  23. ^ Watson, George (Fall 2001). "Remembering Prufrock: Hugh Sykes Davies 1909–1984". Sewanee Review. Retrieved 9 May 2013.

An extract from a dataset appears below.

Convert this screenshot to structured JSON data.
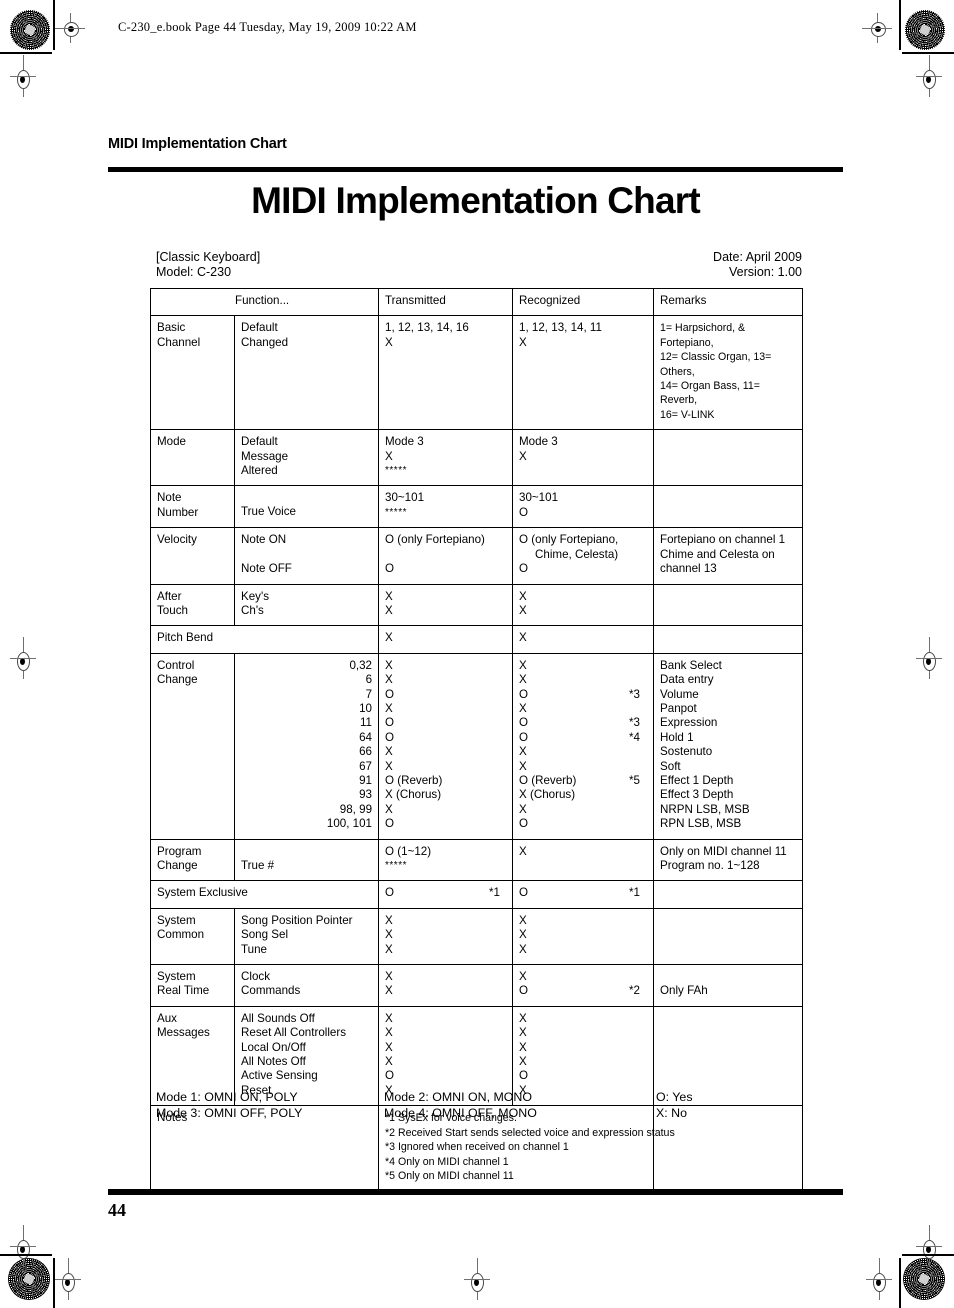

  1. ^ The quote of Watson's interest reads: "Among all the large and small nations of Austria, only three standard-bearers of progress took an active part in history, and still retain their vitality — the Germans, the Poles and the Magyars. Hence they are now revolutionary. All the other large and small nationalities and peoples are destined to perish before long in the revolutionary world storm. For that reason they are now counter-revolutionary. ... There is no country in Europe which does not have in some corner or other one or several ruined fragments of peoples, the remnant of a former population that was suppressed and held in bondage by the nation which later became the main vehicle of historical development. These relics of a nation mercilessly trampled under foot in the course of history, as Hegel says, these residual fragments of peoples always become fanatical standard-bearers of counter-revolution and remain so until their complete extirpation or loss of their national character, just as their whole existence in general is itself a protest against a great historical revolution. Such, in Scotland, are the Gaels, the supporters of the Stuarts from 1640 to 1745. Such, in France, are the Bretons, the supporters of the Bourbons from 1792 to 1800. Such, in Spain, are the Basques, the supporters of Don Carlos. Such, in Austria, are the pan-Slavist Southern Slavs, who are nothing but the residual fragment of peoples, resulting from an extremely confused thousand years of development. ... The Magyars are not yet defeated. But if they fall, they will fall gloriously, as the last heroes of the 1848 revolution, and only for a short time. Then for a time the Slav counter-revolution will sweep down on the Austrian monarchy with all its barbarity, and the camarilla will see what sort of allies it has. But at the first victorious uprising of the French proletariat, which Louis Napoleon is striving with all his might to conjure up, the Austrian Germans and Magyars will be set free and wreak a bloody revenge on the Slav barbarians. The general war which will then break out will smash this Slav Sonderbund and wipe out all these petty hidebound nations, down to their very names. The next world war will result in the disappearance from the face of the earth not only of reactionary classes and dynasties, but also of entire reactionary peoples. And that, too, is a step forward."

External links[edit]

  • Reisz, Matthew. "Obituary". Times Higher Education.